Rise to Peace blog

Boko Haram and Nigerian Instability

Since November, over 60,000 refugees have fled from Nigeria in fear of Boko Haram.   Image Source: IRIN

Boko Haram, or the Islamic State in West Africa, is a formally nonviolent militant organization based in Nigeria, Chad, Niger, and Cameroon. The group aims to “purify” Nigeria and other territories based on their own Salafist ideals. Clashes with the Nigerian government in 2009 over an investigation into the organization sparked a violent uprising, which has escalated in years since.

Decade Long Crisis

Boko Haram’s persistent insurgency in Nigeria has claimed tens of thousands of lives, and displaced millions since it began in 2009. It is estimated that about 35,000 individuals have been killed in the insurgency, making this conflict the region’s deadliest of all time.  The United Nations Refugee Agency claims that attacks across the Lake Chad Region have left over 2.5 million individuals displaced, including 250,000 individuals from Nigeria alone.

On February 5th, President Muhammadu Buhari declared that Boko Haram had been “decimated.”  He stated that his government had achieved enormous feats in the campaign against Boko Haram, and had reduced their criminal activity to a minimum.  While major military operations by the Nigerian military have been able to contain and significantly degrade the organizations territory, Boko Haram remains a major threat which has continued to devastate northeastern Nigeria. The continued attacks have limited Nigeria’s economic development, disrupted community life, destroyed infrastructure, and now pose a threat to the upcoming general elections.

Increased Severity of Attacks

Since November, a wave of renewed attacks has forced over 60,000 Nigerians to flee their homes and marked the highest level of disruption in over two years.  Attacks in recent months by Boko Haram have also become increasingly deadly. On November 18th of last year, Boko Haram infiltrated a military base in Metele of northeast Nigeria. They were able to overpower Nigerian troops, loot valuable military equipment, and allegedly kill over one hundred soldiers- essentially destroying the base.
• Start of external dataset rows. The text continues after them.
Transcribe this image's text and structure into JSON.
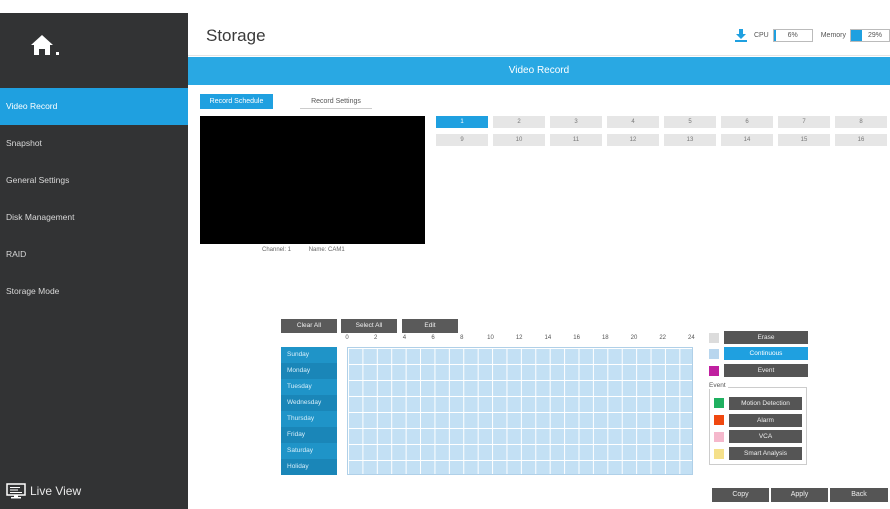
{
  "header": {
    "title": "Storage",
    "cpu_label": "CPU",
    "cpu_value": "6%",
    "cpu_level": 0.06,
    "mem_label": "Memory",
    "mem_value": "29%",
    "mem_level": 0.29
  },
  "banner": {
    "title": "Video Record"
  },
  "sidebar": {
    "items": [
      {
        "label": "Video Record"
      },
      {
        "label": "Snapshot"
      },
      {
        "label": "General Settings"
      },
      {
        "label": "Disk Management"
      },
      {
        "label": "RAID"
      },
      {
        "label": "Storage Mode"
      }
    ],
    "live_view": "Live View"
  },
  "tabs": {
    "record_schedule": "Record Schedule",
    "record_settings": "Record Settings"
  },
  "video": {
    "channel": "Channel: 1",
    "name": "Name: CAM1"
  },
  "channels": [
    "1",
    "2",
    "3",
    "4",
    "5",
    "6",
    "7",
    "8",
    "9",
    "10",
    "11",
    "12",
    "13",
    "14",
    "15",
    "16"
  ],
  "schedule": {
    "clear_all": "Clear All",
    "select_all": "Select All",
    "edit": "Edit",
    "hours": [
      "0",
      "2",
      "4",
      "6",
      "8",
      "10",
      "12",
      "14",
      "16",
      "18",
      "20",
      "22",
      "24"
    ],
    "days": [
      "Sunday",
      "Monday",
      "Tuesday",
      "Wednesday",
      "Thursday",
      "Friday",
      "Saturday",
      "Holiday"
    ]
  },
  "legend": {
    "erase": "Erase",
    "continuous": "Continuous",
    "event": "Event",
    "event_group": "Event",
    "motion": "Motion Detection",
    "alarm": "Alarm",
    "vca": "VCA",
    "smart": "Smart Analysis",
    "colors": {
      "erase": "#dcdcdc",
      "continuous": "#b8d6ee",
      "event": "#c020a0",
      "motion": "#1fb060",
      "alarm": "#f04810",
      "vca": "#f5b8cc",
      "smart": "#f5e08a"
    }
  },
  "actions": {
    "copy": "Copy",
    "apply": "Apply",
    "back": "Back"
  }
}
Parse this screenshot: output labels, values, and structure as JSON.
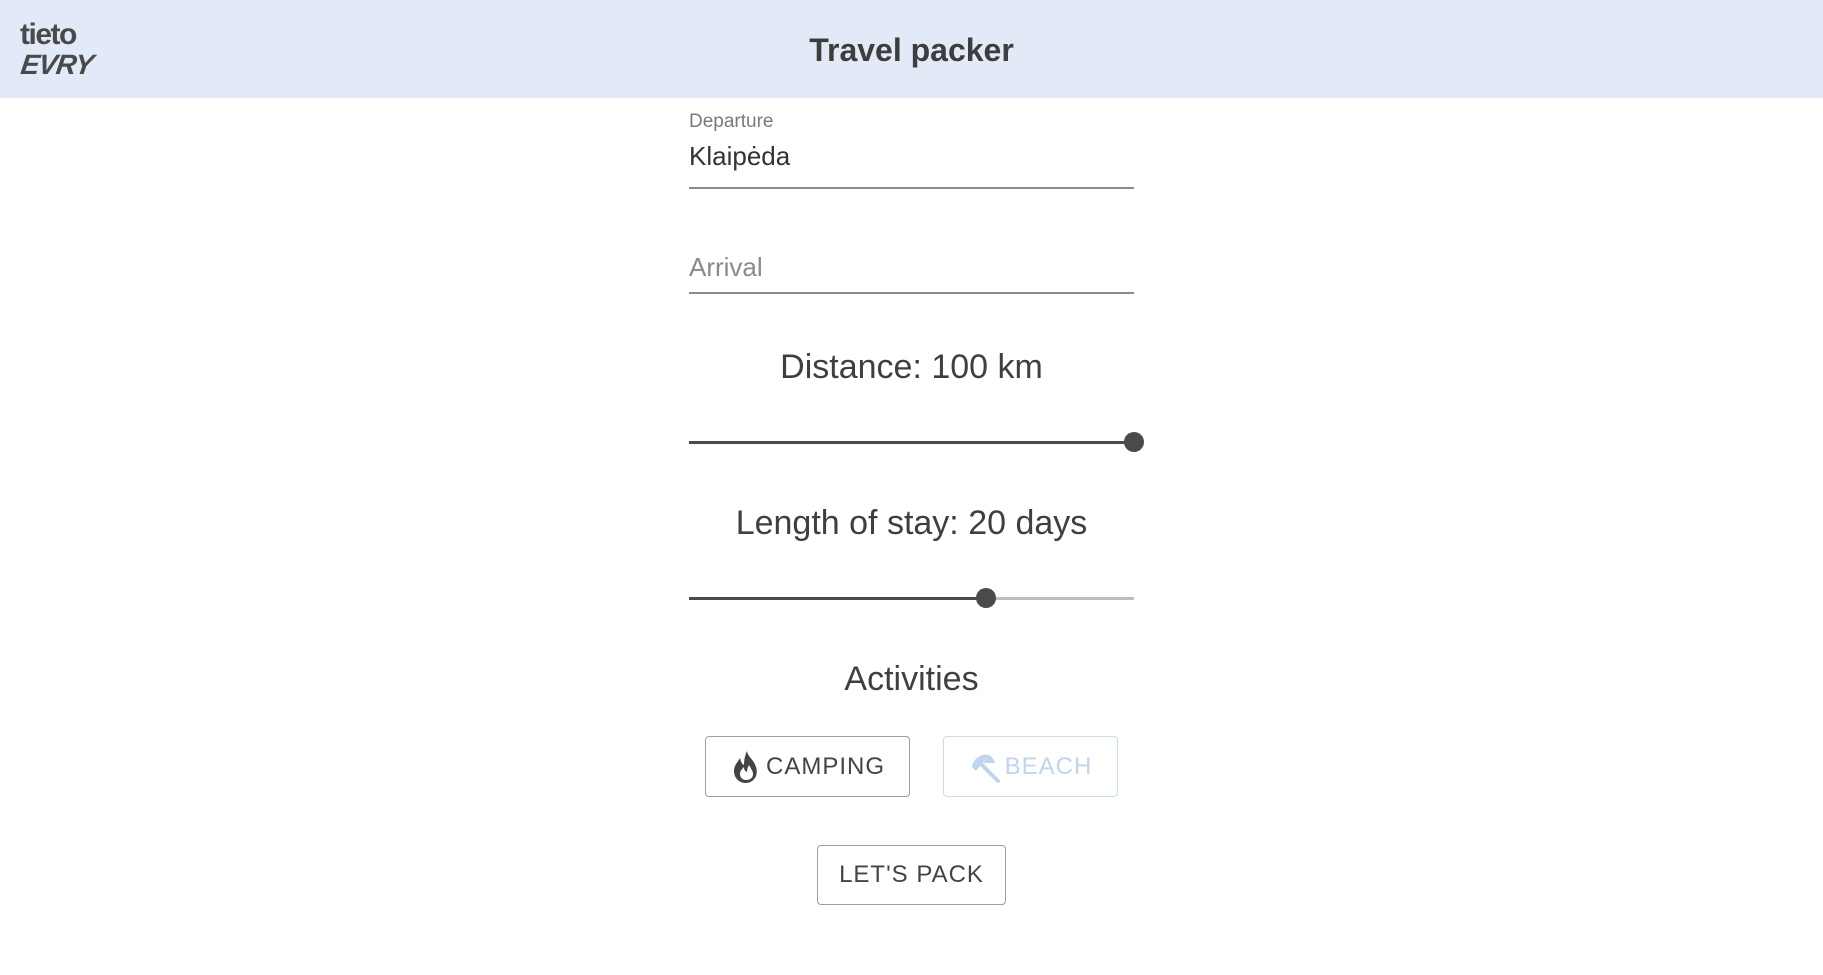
{
  "header": {
    "logo_line1": "tieto",
    "logo_line2": "EVRY",
    "title": "Travel packer"
  },
  "departure": {
    "label": "Departure",
    "value": "Klaipėda"
  },
  "arrival": {
    "placeholder": "Arrival",
    "value": ""
  },
  "distance": {
    "label": "Distance: 100 km",
    "value": 100,
    "fraction": 1.0
  },
  "stay": {
    "label": "Length of stay: 20 days",
    "value": 20,
    "fraction": 0.667
  },
  "activities": {
    "heading": "Activities",
    "camping_label": "CAMPING",
    "camping_icon": "fire-icon",
    "beach_label": "BEACH",
    "beach_icon": "beach-umbrella-icon",
    "beach_disabled": true
  },
  "actions": {
    "pack_label": "LET'S PACK"
  },
  "colors": {
    "header_bg": "#e2eaf7",
    "slider_active": "#4a4a4a",
    "slider_rail": "#bdbdbd",
    "disabled_text": "#bfd4ee"
  }
}
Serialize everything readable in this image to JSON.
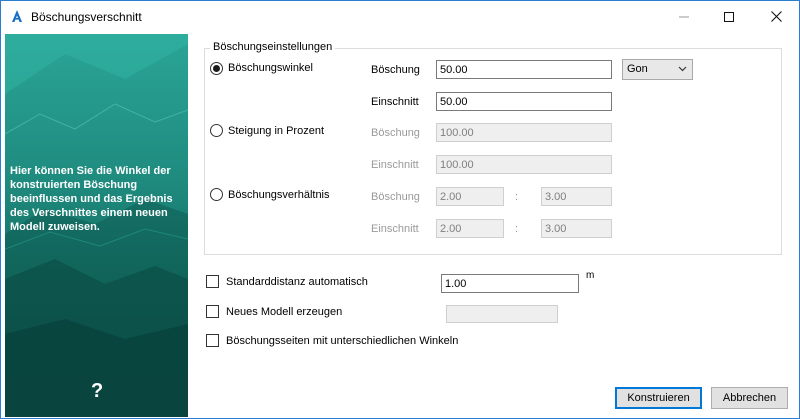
{
  "window": {
    "title": "Böschungsverschnitt"
  },
  "sidebar": {
    "text": "Hier können Sie die Winkel der konstruierten Böschung beeinflussen und das Ergebnis des Verschnittes einem neuen Modell zuweisen.",
    "help_label": "?"
  },
  "group": {
    "title": "Böschungseinstellungen"
  },
  "options": {
    "angle": {
      "label": "Böschungswinkel",
      "selected": true,
      "slope_label": "Böschung",
      "slope_value": "50.00",
      "unit": "Gon",
      "cut_label": "Einschnitt",
      "cut_value": "50.00"
    },
    "percent": {
      "label": "Steigung in Prozent",
      "selected": false,
      "slope_label": "Böschung",
      "slope_value": "100.00",
      "cut_label": "Einschnitt",
      "cut_value": "100.00"
    },
    "ratio": {
      "label": "Böschungsverhältnis",
      "selected": false,
      "slope_label": "Böschung",
      "slope_a": "2.00",
      "slope_b": "3.00",
      "cut_label": "Einschnitt",
      "cut_a": "2.00",
      "cut_b": "3.00",
      "separator": ":"
    }
  },
  "settings": {
    "std_distance": {
      "label": "Standarddistanz automatisch",
      "checked": false,
      "value": "1.00",
      "unit": "m"
    },
    "new_model": {
      "label": "Neues Modell erzeugen",
      "checked": false,
      "value": ""
    },
    "different_angles": {
      "label": "Böschungsseiten mit unterschiedlichen Winkeln",
      "checked": false
    }
  },
  "buttons": {
    "construct": "Konstruieren",
    "cancel": "Abbrechen"
  },
  "colors": {
    "sidebar_teal": "#1f8b7f",
    "accent": "#0078d7"
  }
}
Earlier this year, Boko Haram attacked the city of Rann in northeast Nigeria after the withdrawal of troops left the town vulnerable to attack. The town had been set up as a shelter area for the millions of individuals displaced in the conflict.  Around 9:00 am on January 28th, a group of Boko Haram fighters arrived to the town of Rann and set fire to the structures of the town in order to kill any displaced individuals still hiding.  According to Amnesty International, the attack killed 60 individuals, making it the deadliest confirmed Boko Haram attack to date.

Satellite image of Rann, Nigeria after the January 28th Boko Haram attacks.  The red coloring shows healthy vegetation, while the dark brown and black coloring shows areas heavily burned from the attack.  Image Source: CNES/Airbus and Amnesty International

Is Military Inadequacy is Causing Vulnerability?

In recent months, Boko Haram has been escalating attacks, building their arsenal, and shifting tactics in order to remain a threat to the Nigerian military.  As Boko Haram’s tactics have shifted away from conventional strategies- including increasingly sophisticated tactics such as the use of drones to track the military’s positions, the adaptation of foreign fighters, hiding within the local population, and the use of guerilla warfare tactics and infrastructural buildings- Nigerian forces have struggled to adequately adapt to new threats.

Nigeria’s defense strategy has left them increasingly vulnerable to attack. While Boko Haram’s attacks have been escalating, security in northern Nigeria has been deteriorating, and troops have been provided with inadequate weaponry and equipment.  Despite Nigeria’s large military defense budget, it appears as though troops have been pulled out of high-risk regions and left without sufficient weapons. Even further, according to Lieutenant-Colonel Sean McClure, the Nigerian military has not been able to adjust to the advancing threat of Boko Haram, and continues to rely on conventional warfare tactics.  Without a change in their military strategy, the Nigerian Army may not be able to defeat Boko Haram in the near future- and with elections soon approaching, many question how the next government can regain control of the country.

Recent Posts

Digital Extremism

The world has been evolving each day, and by that, society is quickly adapting and…

2 years ago

Climate Change Fueled Eco-Terrorism: The Nexus Explained

“We are sinking”: A Speech from the Sea Tuvalu’s foreign minister Simon Kofe addressed the…

2 years ago

Remembering 9/11 in the Wake of Growing Threats

As the 21st commemoration of the September 11th terrorist attacks approaches, the solemn anniversary brings…

2 years ago

Remembering September 11th: The Prevailing Memories of 9/11

Remembering September 11th "The Black Swan Theory", coined by Nassim Nicholas Caleb, describes sporadic, unforeseen,…

2 years ago

Security and Counter-Terrorism Efforts in Southeast Asia

The Global Terrorism Index (GTI), a comprehensive study prepared by the Institute for Economics and…

2 years ago

Sexual Repression of Afghan Women: a Taliban’s State-Building Strategy

“Women’s security in the home is a reflection of the security in the country. If…

2 years ago